Daniel David says
I entirely agree about comedy that aspires to be philosophical; it can be excellent—take some of Bill Hicks’s stuff, for example. But on comedians as the new philosophers:
I’ve heard a number of comedians make similar statements lately, but as someone who finds the lion’s share of comedy pretty mundane, it’s a little irksome. My view is admittedly a blinkered one, and I’m obviously taking this statement out of context, but it strikes me as a narrow view of philosophy and pretty inflated (though oddly common) view of comedy. I realize that a lot of people think that the two interpenetrate significantly, and maybe its just semantics, but I wonder how many philosophers would be as casual about the equation.

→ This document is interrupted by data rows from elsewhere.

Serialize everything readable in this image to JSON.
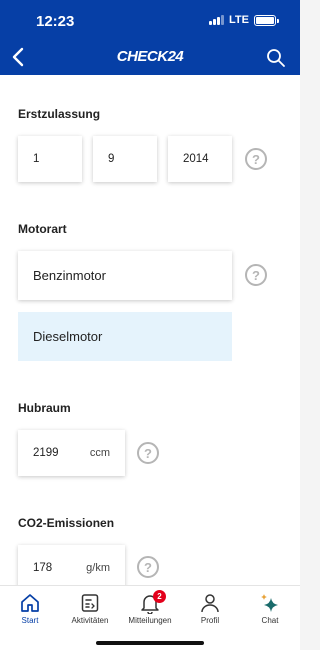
{
  "status_bar": {
    "time": "12:23",
    "network": "LTE",
    "icons": [
      "signal-icon",
      "battery-icon"
    ]
  },
  "header": {
    "logo": "CHECK24",
    "back_icon": "chevron-left-icon",
    "search_icon": "search-icon",
    "bg_color": "#063fa6"
  },
  "sections": {
    "erstzulassung": {
      "title": "Erstzulassung",
      "day": "1",
      "month": "9",
      "year": "2014",
      "help": "?"
    },
    "motorart": {
      "title": "Motorart",
      "options": [
        "Benzinmotor",
        "Dieselmotor"
      ],
      "selected": "Dieselmotor",
      "help": "?"
    },
    "hubraum": {
      "title": "Hubraum",
      "value": "2199",
      "unit": "ccm",
      "help": "?"
    },
    "co2": {
      "title": "CO2-Emissionen",
      "value": "178",
      "unit": "g/km",
      "help": "?"
    }
  },
  "tabbar": {
    "items": [
      {
        "label": "Start",
        "icon": "home-icon",
        "active": true
      },
      {
        "label": "Aktivitäten",
        "icon": "activity-icon",
        "active": false
      },
      {
        "label": "Mitteilungen",
        "icon": "bell-icon",
        "active": false,
        "badge": "2"
      },
      {
        "label": "Profil",
        "icon": "profile-icon",
        "active": false
      },
      {
        "label": "Chat",
        "icon": "sparkle-icon",
        "active": false
      }
    ]
  }
}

Comedy veers deliberately into the ignorant and the trivial as often as the profound or the didactic. Either can work for its purposes, and that’s the real problem for me. Being funny is an entirely separate goal from having or spreading good ideas (which is a crude way of putting what I take philosophers to be aiming at). Forgetting that distinction might mean we hazard likening the good or the true to the entertaining. I’m resigned to believe that philosophers have the privilege of occasionally being boring in the service of honesty and thoroughness, but that’s death for a comic.
David Buchanan says
Good points, Daniel. I’ve been thinking about some of the same issues you’ve raised lately, so much that I’ve decided to write something about it. It’s pretty clear that any reasonable equation of comedy and philosophy would have to come with a few qualifications. Certain kinds of comedy are like certain kinds of philosophy in some respects. (Maybe it’s just a co-incidence but Nietzsche makes me laugh out loud.) If that essay plan works out, I hope you’ll take a look and maybe offer a response.
Daniel David says
I look forward to reading it. I like the fact that Miller seems to feel comedy should involve a sense of ethics. A lot of people seem to think that comedy is an end in itself, and shouldn’t be held to account for any social effect. If I’m recalling correctly, I think that’s part of what ultimately made Chappelle uncomfortable with his show. Anyway, it’s nice to see a comic acknowledge that and take responsibility.